Reaching for Petals Review: A Lovely Walking Sim with a Few Thorns
Reaching for Petals is a graphically stunning, story-driven experience that focuses on the key events in the life of a man and a woman in love. Developed by Blue Entropy Studios, this game has you unravel the memories of your own life in semi-interactable environments.
For the most part, this is a good game that does a marvelous job of conveying its methods. There are a few hang-ups, though, that keep it from being one of those great games that will be etched into the indie hall of fame.
The Beautiful Petals: Story and Aesthetic
As you might have discerned from the description above, Reaching for Petals' story is primarily told through memories. As you play through each memory, you face choices revolving around the most important events of your life. These memories offer small choices throughout, giving you the chance to react to the story as it unfolds.
This is an interesting mechanic that helps keep the story immersive, but there was one aspect of it that didn't sit well. Though a lot of the choices you can make are drastically different from one another, they seem to have no major impact on the overarching plot -- so there could have been some better execution there.
Outside of your memories, you must slowly explore a mysterious forest as well. While the trip through this forest, from one memory to the next, is often quite long, Reaching for Petals does an excellent job of filling the time. Beautiful landscapes, an engaging soundtrack, and the philosophical wonderings of the narrator use that interim time to impress upon you the importance of life and love.
The story is well written, but the narration is what really stands out.
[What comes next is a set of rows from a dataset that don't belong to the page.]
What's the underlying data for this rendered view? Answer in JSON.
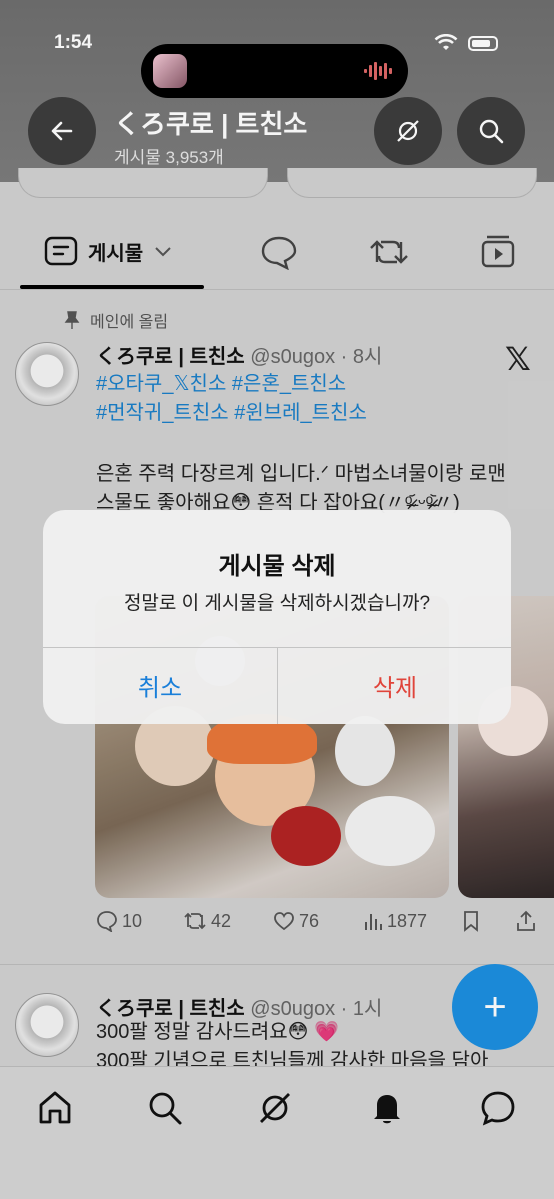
{
  "status_bar": {
    "time": "1:54"
  },
  "header": {
    "title": "くろ쿠로 | 트친소",
    "subtitle": "게시물 3,953개"
  },
  "tabs": {
    "posts_label": "게시물"
  },
  "tweet1": {
    "pinned_label": "메인에 올림",
    "name": "くろ쿠로 | 트친소",
    "handle": "@s0ugox · 8시",
    "hashtags_line1": "#오타쿠_𝕏친소 #은혼_트친소",
    "hashtags_line2": "#먼작귀_트친소 #윈브레_트친소",
    "body_line1": "은혼 주력 다장르계 입니다.ᐟ 마법소녀물이랑 로맨",
    "body_line2": "스물도 좋아해요😳 흔적 다 잡아요(〃ᵒ̴̶̷᷄ ᵕᵒ̴̶̷᷅〃)",
    "replies": "10",
    "retweets": "42",
    "likes": "76",
    "views": "1877"
  },
  "tweet2": {
    "name": "くろ쿠로 | 트친소",
    "handle": "@s0ugox · 1시",
    "body_line1": "300팔 정말 감사드려요😳 💗",
    "body_line2": "300팔 기념으로 트친님들께 감사한 마음을 담아"
  },
  "dialog": {
    "title": "게시물 삭제",
    "message": "정말로 이 게시물을 삭제하시겠습니까?",
    "cancel_label": "취소",
    "delete_label": "삭제"
  },
  "fab": {
    "label": "+"
  },
  "colors": {
    "accent": "#1d8fe0",
    "destructive": "#e0443a",
    "link": "#1a7fc9"
  }
}
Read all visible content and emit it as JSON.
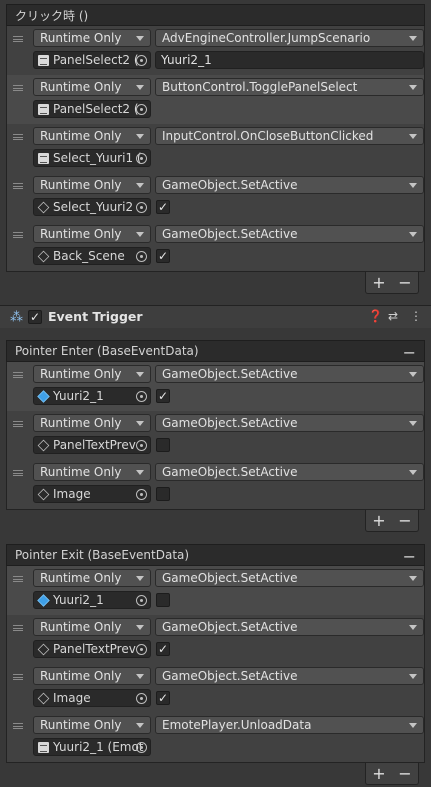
{
  "component": {
    "title": "Event Trigger",
    "icons": [
      "event-trigger-icon",
      "help-icon",
      "preset-icon",
      "more-icon"
    ],
    "enabled": true
  },
  "footer": {
    "plus": "+",
    "minus": "−"
  },
  "header_minus": "−",
  "groups": [
    {
      "title": "クリック時 ()",
      "entries": [
        {
          "runtime": "Runtime Only",
          "function": "AdvEngineController.JumpScenario",
          "object": "PanelSelect2 (",
          "object_icon": "script",
          "argument_type": "text",
          "argument": "Yuuri2_1",
          "active": false
        },
        {
          "runtime": "Runtime Only",
          "function": "ButtonControl.TogglePanelSelect",
          "object": "PanelSelect2 (",
          "object_icon": "script",
          "argument_type": "none",
          "active": true
        },
        {
          "runtime": "Runtime Only",
          "function": "InputControl.OnCloseButtonClicked",
          "object": "Select_Yuuri1 (",
          "object_icon": "script",
          "argument_type": "none",
          "active": false
        },
        {
          "runtime": "Runtime Only",
          "function": "GameObject.SetActive",
          "object": "Select_Yuuri2",
          "object_icon": "cube",
          "argument_type": "bool",
          "argument": true,
          "active": false
        },
        {
          "runtime": "Runtime Only",
          "function": "GameObject.SetActive",
          "object": "Back_Scene",
          "object_icon": "cube",
          "argument_type": "bool",
          "argument": true,
          "active": false
        }
      ]
    },
    {
      "title": "Pointer Enter (BaseEventData)",
      "entries": [
        {
          "runtime": "Runtime Only",
          "function": "GameObject.SetActive",
          "object": "Yuuri2_1",
          "object_icon": "bluecube",
          "argument_type": "bool",
          "argument": true,
          "active": true
        },
        {
          "runtime": "Runtime Only",
          "function": "GameObject.SetActive",
          "object": "PanelTextPrev",
          "object_icon": "cube",
          "argument_type": "bool",
          "argument": false,
          "active": false
        },
        {
          "runtime": "Runtime Only",
          "function": "GameObject.SetActive",
          "object": "Image",
          "object_icon": "cube",
          "argument_type": "bool",
          "argument": false,
          "active": false
        }
      ]
    },
    {
      "title": "Pointer Exit (BaseEventData)",
      "entries": [
        {
          "runtime": "Runtime Only",
          "function": "GameObject.SetActive",
          "object": "Yuuri2_1",
          "object_icon": "bluecube",
          "argument_type": "bool",
          "argument": false,
          "active": true
        },
        {
          "runtime": "Runtime Only",
          "function": "GameObject.SetActive",
          "object": "PanelTextPrev",
          "object_icon": "cube",
          "argument_type": "bool",
          "argument": true,
          "active": false
        },
        {
          "runtime": "Runtime Only",
          "function": "GameObject.SetActive",
          "object": "Image",
          "object_icon": "cube",
          "argument_type": "bool",
          "argument": true,
          "active": false
        },
        {
          "runtime": "Runtime Only",
          "function": "EmotePlayer.UnloadData",
          "object": "Yuuri2_1 (Emot",
          "object_icon": "script",
          "argument_type": "none",
          "active": false
        }
      ]
    }
  ]
}
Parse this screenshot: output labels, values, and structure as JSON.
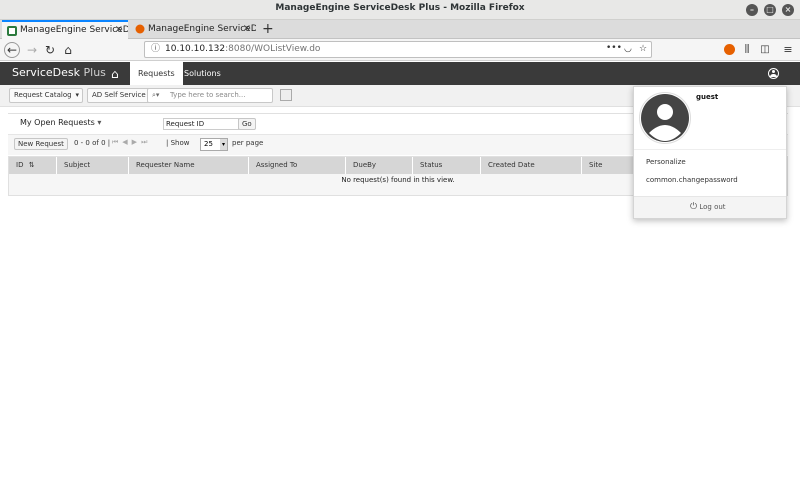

Each walk through the forest is largely dominated by the soothing voice of Dave Pettitt, and his excellent narration did a lot to make the game as enjoyable as it was.
The Wilting Petals: Length and Immersion
Unfortunately, Reaching for Petals did have a few problems -- the biggest of which is that it's far too short. After finishing the game in just under an hour, I found myself frustrated with the lack of content. I had fun seeing the story unfold, but it ended long before it should have. Adding an extra hour or two would have vastly improved the game by giving me more time to connect with everything.
Apart from that, there were only a few minor issues that ruined my immersion in the game and its beautifully constructed world. Sometimes, the music would finish, making the walk between memories eerily quiet. Other times, I would be walking through the forest and listening intently to the narrator, only to run into some problem with movement such as getting caught on the terrain or missing a small jump.
All in all, Reaching for Petals is an enjoyable experience, but there's nothing particularly groundbreaking about it. It fits solidly into the genre of "walking simulator" -- and if you're looking for a short game with a focus on poetic musings, then I would recommend it.
You can pick up Reaching for Petals for $9.49 on Steam.
[Note: A copy of the game was provided by the developer for this review.]